I want to take a moment to talk about the software development process in two areas that deal with how organizations develop software. In particular, I want to focus briefly on some emerging trends that are supported by Microsoft Team Foundation Server (TFS). In the spirit of covering both existing and emerging trends, I want to start with a concept that I've heard about for years: the daily build.
Six years ago I remember first hearing about how one of the keys to success in a project was having a daily build of your application as you neared the end of your development cycle. I don't mean a daily build as in you open Microsoft Visual Studio 2005 on your desktop and compile the project. I mean having a centralized location in which the files developers check into Visual SourceSafe (VSS) would be picked up and a new instance of the application would be built and submitted for testing. This task isn't trivial. If you've worked with VSS you know that having developers check in their code daily and having that code successfully built is pretty much impossible, especially near the end of a project when you're in crunch mode.
Yet the fact is a daily build is a good way to ensure your code is progressing toward release. Fortunately, one of the add-ons that ships with TFS--Team Foundation Build, which is often referred to as Team Build-- automates the build process. You can install Team Build on a separate server or on the same server on which you installed TFS. When you install Team Build, you also need to install the associated language compilers that you want to use to build your application. Generally speaking, the easiest way to do this is to leverage a copy of Visual Studio 2005 on the Team Build server. Team Build is a scheduling and build environment management engine that relies on the same MSBuild compilers that you use as part of Visual Studio 2005.
The Team Build engine, which interfaces with the source control engine in TFS, lets you automate your build process. When combined with the ability to shelve (and thus not expose) changes that aren't ready for the common build, you have an engine that can, after hours, perform a daily build of your team's application, which you can then test.
However, if Team Build stopped here, there would still be a significant challenge in terms of being able to realistically test the resulting code. But Team Build isn't just a build engine--it's a fully automated build lab. Team Build is fully integrated into the Team System architecture. As such, it reruns static code analysis checks on your application after retrieving and building your application. You can give it the path to your unit test files (created as part of the application development process) and after Team Build runs the analysis engine, Team Build will automatically run these tests. Thus, with a little planning, you can be in a position to not only support a daily build but also have that build provide value beyond just seeing your code compile.
Team Build tracks each step, so after you set up the environment, you can automatically rebuild your application and run unit tests to track progress on open bugs. Team Build can even create new bugs in the task list if, for example, someone checks in a set of source files that "break the build." Let's face it, when you automate this process, no one will want to check in changes that break the build and prevent the automated test runs. (This would be a major faux pas.) Meanwhile, your test team, which is focused on validating build reports and extending unit tests, can also regularly pick up builds for more time-consuming human-interface testing.

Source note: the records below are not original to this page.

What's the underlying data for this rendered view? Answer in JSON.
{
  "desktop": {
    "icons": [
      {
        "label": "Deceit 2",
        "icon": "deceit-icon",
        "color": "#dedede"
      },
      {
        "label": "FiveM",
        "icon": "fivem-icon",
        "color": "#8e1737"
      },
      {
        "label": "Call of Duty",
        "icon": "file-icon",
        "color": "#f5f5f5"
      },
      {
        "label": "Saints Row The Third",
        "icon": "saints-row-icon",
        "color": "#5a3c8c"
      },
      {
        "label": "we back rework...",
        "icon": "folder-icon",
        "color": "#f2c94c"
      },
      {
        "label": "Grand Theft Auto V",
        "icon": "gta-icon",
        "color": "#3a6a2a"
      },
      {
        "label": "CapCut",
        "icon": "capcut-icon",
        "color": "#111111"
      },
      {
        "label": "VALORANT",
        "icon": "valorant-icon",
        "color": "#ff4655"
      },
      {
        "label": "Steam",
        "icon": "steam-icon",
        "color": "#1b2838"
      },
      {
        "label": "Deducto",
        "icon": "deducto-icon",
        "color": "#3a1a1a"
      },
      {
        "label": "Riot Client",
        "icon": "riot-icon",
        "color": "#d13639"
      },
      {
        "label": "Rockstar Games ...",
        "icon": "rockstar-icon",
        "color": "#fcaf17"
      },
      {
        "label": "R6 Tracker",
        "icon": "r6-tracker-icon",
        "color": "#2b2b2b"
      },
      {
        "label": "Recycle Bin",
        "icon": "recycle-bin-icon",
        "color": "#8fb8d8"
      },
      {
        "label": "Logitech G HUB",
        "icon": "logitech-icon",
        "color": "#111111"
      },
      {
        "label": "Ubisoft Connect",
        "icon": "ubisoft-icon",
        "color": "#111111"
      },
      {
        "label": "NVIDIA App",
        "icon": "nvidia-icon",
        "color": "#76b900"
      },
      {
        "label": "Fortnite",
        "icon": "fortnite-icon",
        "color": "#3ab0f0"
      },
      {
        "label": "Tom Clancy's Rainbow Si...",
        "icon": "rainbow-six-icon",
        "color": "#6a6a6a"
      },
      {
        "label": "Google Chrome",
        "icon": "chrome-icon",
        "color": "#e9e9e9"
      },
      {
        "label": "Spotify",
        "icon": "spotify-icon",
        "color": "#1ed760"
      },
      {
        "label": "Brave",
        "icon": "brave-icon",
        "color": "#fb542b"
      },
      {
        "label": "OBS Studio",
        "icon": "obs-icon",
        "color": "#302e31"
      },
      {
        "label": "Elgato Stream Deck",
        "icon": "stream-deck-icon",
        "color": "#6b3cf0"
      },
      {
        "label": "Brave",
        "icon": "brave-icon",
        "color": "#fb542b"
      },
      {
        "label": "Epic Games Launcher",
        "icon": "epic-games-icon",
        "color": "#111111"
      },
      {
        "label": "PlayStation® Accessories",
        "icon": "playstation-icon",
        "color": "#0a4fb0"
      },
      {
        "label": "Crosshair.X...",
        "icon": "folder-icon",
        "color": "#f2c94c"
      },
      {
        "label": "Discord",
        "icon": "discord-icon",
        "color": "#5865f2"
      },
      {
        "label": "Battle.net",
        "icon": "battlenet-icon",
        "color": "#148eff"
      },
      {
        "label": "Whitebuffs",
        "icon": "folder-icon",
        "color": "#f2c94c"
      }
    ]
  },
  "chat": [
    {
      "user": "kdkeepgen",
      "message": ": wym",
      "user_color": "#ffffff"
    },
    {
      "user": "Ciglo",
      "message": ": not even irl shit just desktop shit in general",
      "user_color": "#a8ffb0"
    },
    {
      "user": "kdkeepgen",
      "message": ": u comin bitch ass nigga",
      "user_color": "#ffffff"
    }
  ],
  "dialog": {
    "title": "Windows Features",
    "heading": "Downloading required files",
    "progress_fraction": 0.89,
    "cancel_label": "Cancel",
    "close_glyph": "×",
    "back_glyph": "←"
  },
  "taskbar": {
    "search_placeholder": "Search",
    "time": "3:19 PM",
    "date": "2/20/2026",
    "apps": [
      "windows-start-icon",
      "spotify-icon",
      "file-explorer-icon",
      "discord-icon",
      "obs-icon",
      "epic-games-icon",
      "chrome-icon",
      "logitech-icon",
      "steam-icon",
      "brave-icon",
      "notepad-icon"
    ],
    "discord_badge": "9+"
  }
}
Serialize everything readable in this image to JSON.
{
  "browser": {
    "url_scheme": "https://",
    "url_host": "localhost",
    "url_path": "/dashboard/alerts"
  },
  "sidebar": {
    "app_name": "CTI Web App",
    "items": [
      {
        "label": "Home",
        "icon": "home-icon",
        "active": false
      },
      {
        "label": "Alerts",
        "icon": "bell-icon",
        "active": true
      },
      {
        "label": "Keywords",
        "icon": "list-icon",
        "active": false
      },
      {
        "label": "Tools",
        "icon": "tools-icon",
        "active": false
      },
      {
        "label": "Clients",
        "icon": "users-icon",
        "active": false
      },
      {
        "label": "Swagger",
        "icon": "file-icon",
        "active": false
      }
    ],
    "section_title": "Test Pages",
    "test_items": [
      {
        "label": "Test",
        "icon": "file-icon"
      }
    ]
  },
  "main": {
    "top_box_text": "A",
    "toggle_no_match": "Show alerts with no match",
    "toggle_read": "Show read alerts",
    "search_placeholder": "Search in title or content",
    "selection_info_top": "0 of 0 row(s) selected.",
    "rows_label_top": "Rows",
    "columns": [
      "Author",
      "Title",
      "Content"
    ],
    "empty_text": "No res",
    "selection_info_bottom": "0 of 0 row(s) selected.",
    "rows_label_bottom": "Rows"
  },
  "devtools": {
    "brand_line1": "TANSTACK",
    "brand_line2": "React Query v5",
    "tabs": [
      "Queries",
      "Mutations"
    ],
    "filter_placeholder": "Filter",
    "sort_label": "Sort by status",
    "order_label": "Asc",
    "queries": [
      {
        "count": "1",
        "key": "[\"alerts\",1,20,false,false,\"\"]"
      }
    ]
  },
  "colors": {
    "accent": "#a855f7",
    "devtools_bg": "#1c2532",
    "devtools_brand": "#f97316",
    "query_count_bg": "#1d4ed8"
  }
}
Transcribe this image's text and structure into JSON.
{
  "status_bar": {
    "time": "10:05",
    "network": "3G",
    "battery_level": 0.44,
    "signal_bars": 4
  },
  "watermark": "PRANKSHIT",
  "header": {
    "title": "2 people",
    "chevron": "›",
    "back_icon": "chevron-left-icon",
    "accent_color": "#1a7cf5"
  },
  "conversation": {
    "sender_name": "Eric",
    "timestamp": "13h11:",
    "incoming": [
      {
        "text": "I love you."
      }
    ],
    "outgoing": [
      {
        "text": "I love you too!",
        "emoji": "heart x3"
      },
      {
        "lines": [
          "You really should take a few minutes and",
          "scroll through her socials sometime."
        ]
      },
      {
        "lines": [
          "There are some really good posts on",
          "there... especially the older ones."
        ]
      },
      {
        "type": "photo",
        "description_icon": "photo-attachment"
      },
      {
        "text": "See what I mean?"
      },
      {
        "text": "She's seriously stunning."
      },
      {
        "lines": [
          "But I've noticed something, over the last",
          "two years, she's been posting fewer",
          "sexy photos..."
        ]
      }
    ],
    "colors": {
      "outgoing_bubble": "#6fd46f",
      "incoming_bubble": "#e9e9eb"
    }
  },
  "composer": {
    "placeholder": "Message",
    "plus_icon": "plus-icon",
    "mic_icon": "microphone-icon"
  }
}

Automated builds and tests isn't something new to the developers who work for Microsoft. What is new is that Microsoft has now provided the tools to support this model to the developer community. The result is that after you've set up TFS and installed Team Build, you can move toward a more responsive environment for building applications. The trend across our industry is for faster application development. As part of this trend, one of the emerging processes that application developers are leveraging is the Scrum methodology. Some people refer to Scrum as the "Scrum software development process," but in reality, Scrum isn't a full software development process.
In case you're unfamiliar with Scrum, Scrum is one of the "agile" processes. The name Scrum isn't an acronym but rather a reference to the term as it is used in rugby. The idea is that managing software development is a little like trying to manage the chaos that occurs when two teams face off with locked arms over a small ball. The Scrum process accepts that in the short-term attempting to manage the conflicting priorities and technical challenges that occur on a project is futile.
The Scrum process focuses on the fact that every project can be broken down into a series of smaller steps. Thus, a project's features are broken into subsets. Each subset is given timeframe (measured in days, such as up to 30 days) in which those features must be completed. TFS helps implement Scrum by providing a task list that developers can use to manage the outstanding items in each interim release. In addition, automating the build and testing processes support the shorter development cycles that are common in Scrum.
The Scrum process focuses on managing complexity and developer assignments. It isn't in and of itself a complete software development process. When I hear developers say they're using Scrum as their process, the first thought that consistently crosses my mind is "with what?" Combining Scrum with TFS is a solid step in managing your development process but not the final step.
In my next column, I'll walk you through a couple theoretical projects to
demonstrate how to apply Team System (including TFS) and Scrum. In doing so,
I'll address some of the advantages and risks. In the meantime, if you want
more information about Team Build, go to http://msdn2.microsoft.com/en-
us/library/ms181709(VS.80).aspx . If you want more information about Scrum,
check out these Web sites: